April 19th was a boring day as Troops marched into position across the board. It was interesting given free will (and for the most part not a lot of knowledge on the specific campaign) how the players tended to follow the historic precedent. Had we actually had a bigger tabletop (something at some point I would love to try) I think we would have ended up with actual historic battles, not approximations.
We did movement during the night, turns represented 2 hours, all command radius were cut in half and activation numbers reduced by 1 and units could move no closer than 12”.
The Austrian players discovered a small whole in their plan. It took so long to move Austrian III Corps into place, two turns at night, that moving V Corps from their planned river crossing was out of the question mathematically. The problem with the low activation numbers and the decision to focus on the Austrian Center was tactically sound but a strategic mistake. In retrospect as the Austrian player the biggest single error I made.
April 20th, using the weather rules opened with down pouring rain. V Corps attempted to take the river crossing south and west of Hausen. We knew at 9PM turn that it was a bad idea, and yes it was. The Cavalry attempted to open a hole in the French Line was repulsed and what little bridgehead we had was gone. The decision was made to leave a brigade plus the shattered Advance Guard Division to hold the far side of the bridgehead and move the rest of the V Corps east to another bridge head.
The Austrian II Reserve Corps sat waiting for the time to move against the French Reserve Division holding the second bridge head. They waited most of the day trading fire but never able to disorder the French Legere brigade that held the bridge. Late in the day the First Grenadier Battalion went forward in an ALL-OUT attack and was defeated, the second Grenadier Battalion took the bridge later in the same turn.
On the other wing the Austrian IV Corps battled with the Bavarian Army. An early charge of the Bavarian Light Cavalry Brigade seemed to open a hole in the Austrian Line, but in their exuberance the Bavarian Light Cavalry ended up a mile away from the battle (failed control roll with no target to their front).
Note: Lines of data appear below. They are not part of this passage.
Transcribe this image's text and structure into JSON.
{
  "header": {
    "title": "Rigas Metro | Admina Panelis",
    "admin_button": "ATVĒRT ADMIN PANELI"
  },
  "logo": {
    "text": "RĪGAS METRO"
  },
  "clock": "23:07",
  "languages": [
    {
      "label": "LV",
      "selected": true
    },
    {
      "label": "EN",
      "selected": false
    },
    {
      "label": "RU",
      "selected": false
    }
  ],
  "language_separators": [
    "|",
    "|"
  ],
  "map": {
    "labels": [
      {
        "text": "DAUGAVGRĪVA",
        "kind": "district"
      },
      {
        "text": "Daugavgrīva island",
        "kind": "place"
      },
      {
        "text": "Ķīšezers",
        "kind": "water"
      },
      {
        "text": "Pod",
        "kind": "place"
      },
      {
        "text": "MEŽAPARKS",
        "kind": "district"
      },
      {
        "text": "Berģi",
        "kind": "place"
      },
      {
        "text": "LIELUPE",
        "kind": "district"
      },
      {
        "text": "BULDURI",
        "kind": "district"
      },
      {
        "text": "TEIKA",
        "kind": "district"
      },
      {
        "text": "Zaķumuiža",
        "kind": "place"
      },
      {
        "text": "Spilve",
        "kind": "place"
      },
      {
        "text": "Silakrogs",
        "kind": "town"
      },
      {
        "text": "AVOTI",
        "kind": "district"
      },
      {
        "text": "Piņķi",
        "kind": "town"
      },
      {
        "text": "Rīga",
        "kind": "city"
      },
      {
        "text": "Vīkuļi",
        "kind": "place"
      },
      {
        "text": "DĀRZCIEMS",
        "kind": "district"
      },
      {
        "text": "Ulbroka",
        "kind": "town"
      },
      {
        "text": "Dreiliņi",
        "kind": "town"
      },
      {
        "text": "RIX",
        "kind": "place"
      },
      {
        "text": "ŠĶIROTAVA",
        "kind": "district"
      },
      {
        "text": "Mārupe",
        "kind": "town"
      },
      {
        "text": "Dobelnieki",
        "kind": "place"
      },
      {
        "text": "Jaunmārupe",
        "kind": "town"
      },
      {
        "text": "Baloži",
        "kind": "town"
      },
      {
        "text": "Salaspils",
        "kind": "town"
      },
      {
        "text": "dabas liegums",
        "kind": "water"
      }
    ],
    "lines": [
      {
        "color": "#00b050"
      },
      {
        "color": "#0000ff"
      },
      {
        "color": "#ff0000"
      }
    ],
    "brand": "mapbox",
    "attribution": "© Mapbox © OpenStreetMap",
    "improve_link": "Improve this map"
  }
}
Later the Austrian Light Cavalry Charged the center of the Bavarian Army, breaking two brigades and opening a good sized whole before swinging around and taking two Bavarian 12# batteries from the rear. By the end of the Day the Bavarians were strung out and the Austrian IV Corps was attempting to reorient itself to attack the flank of Davout’s III Corps.
In the Center Oudinot’s stripped down II Corps and Davout’s III Corps made a slow plodding move against the Austrians. In a well coordinated attack the Cavalry from Oudinot’s II Corps charged home, forcing the Austrians to square before bouncing home. The French Attack in the next turn caught three Austrian Brigades in Square. Across the line the French Attack was successful, four Austrian Brigades Routed as well as their light Cavalry Brigade in the center. The Center Collapsed.
Charles attempted reorganize the line but it was too late. The Austrians were forced to retreat, the initiative Charles had in the campaign gone.
We called the game a minor French Victory, while they were able to defeat the Austrian Forces, the Austrians retreated in good order with realitivily minor losses (two to three thousand) most of which would be reconstituted in the coming days.